At this point it is useful to to quote at some length the comments of one learned scholar, going by the monicker "AmbroseSJ", who very well summed up (in a Forum of the excellent WWW site, Catholic Answers) the source of the variants which occur in various editions of the Douay-Rheims-Challoner Version as follows: "Bishop Challoner himself, produced 3 major variations of his N.T. The one of 1749, 1750, and 1752. The one in 1752 was rather a comprehensive redraft. The O.T. of 1750 always remained largely unrevised by Challoner, or later editors. The 1752 edition of the N.T. was extremely popular in the late 18th century, was often reprinted, and was used as a basis by some other "editors" that made further changes or revisions. After 1800, the 1749 edition was ascendant, and was either reprinted, or used as the basis for new editors. So that by the end of the 19th century, there is a very complex history of the Challoner Bible with its various lineages."

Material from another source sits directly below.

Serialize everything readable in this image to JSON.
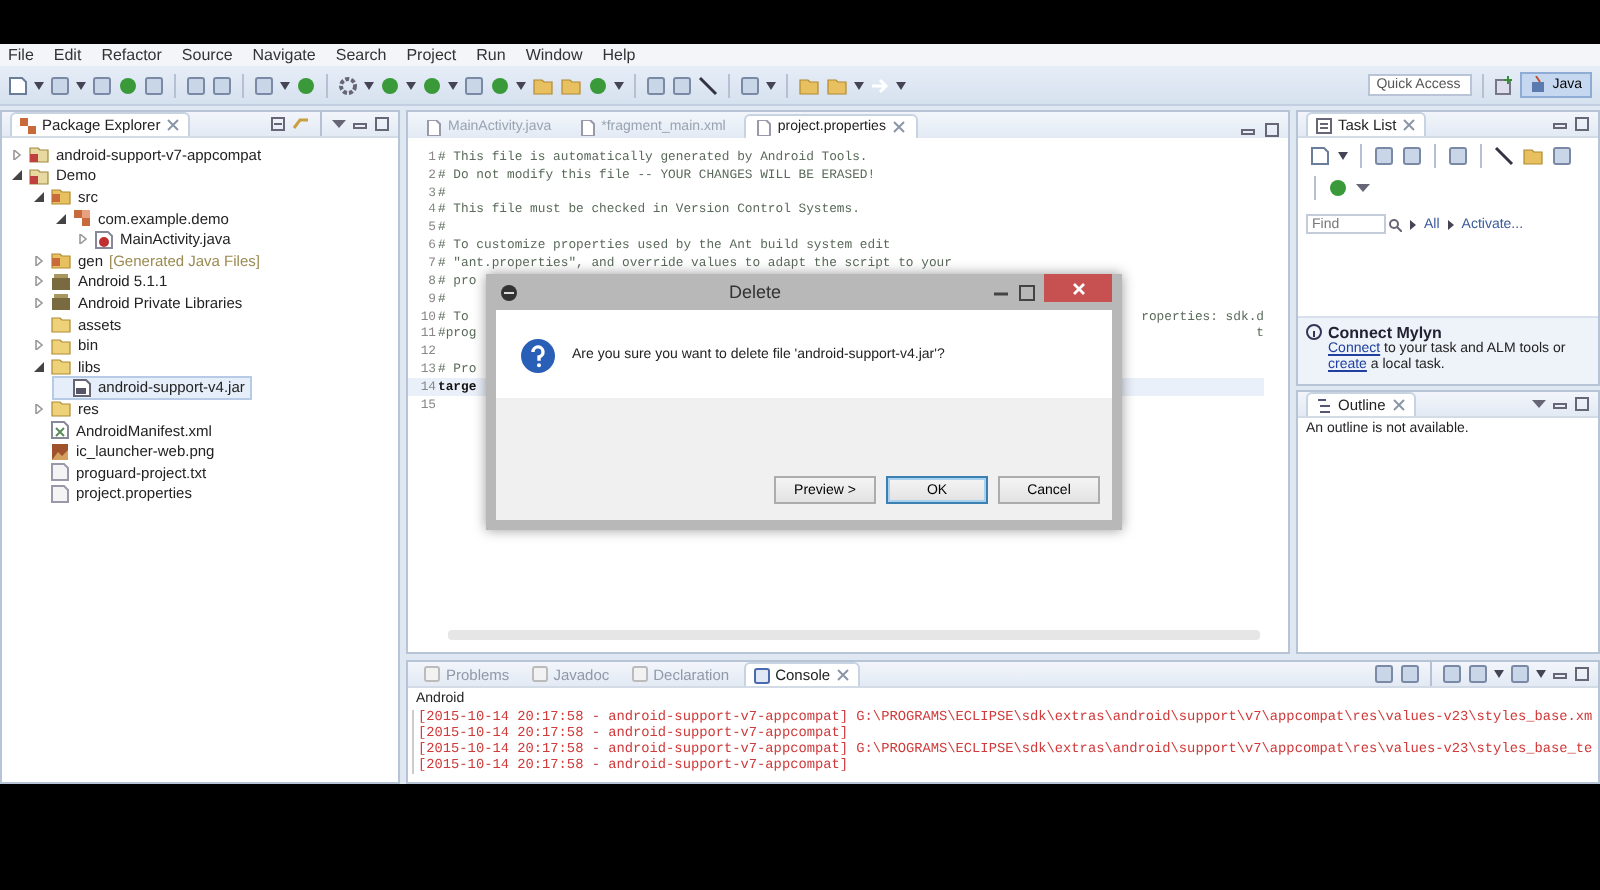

So, long live the Douay-Rheims-Challoner Version of the Holy Bible in all of its glory, whatever one thinks of the relatively minor variants in which it has existed over the years! Despite what its detractors state, the Douay-Rheims-Challoner Version remains the best and most faithful, the most wholely and beautifully Catholic, of all Bibles in English. Long may the Authorised "King James" Version also endure, for its great fidelity and incomparable beauty!
These comments are not meant to denigrate the scope and content of with what David Ewert in his book deals, but rather to put emphasis on what really matters most for the average English-speaking Christian, namely, about which Bible version(s) to use as authoritative for his own study and understanding of Holy Scripture.
Review Jul 25, 2008
The book was in great condition just as it was stated. I received it much quicker than expected. Thanks
Wealth of information, interesting read Mar 10, 2004
This book is a great source of background info on the written Bible. Most interesting to me is the history of Bible translation (languages, scholars, manuscripts, influences). The author covers the history of writing/printing, formation of the Bible canon, theories of translation, and issues related to the scribes. Also included is commentary on the modern English translations. The author goes into enough depth to provide a basis of understanding and good reference, but the style allows it to be read straight through. Surprisingly, I found this book to be a page-turner!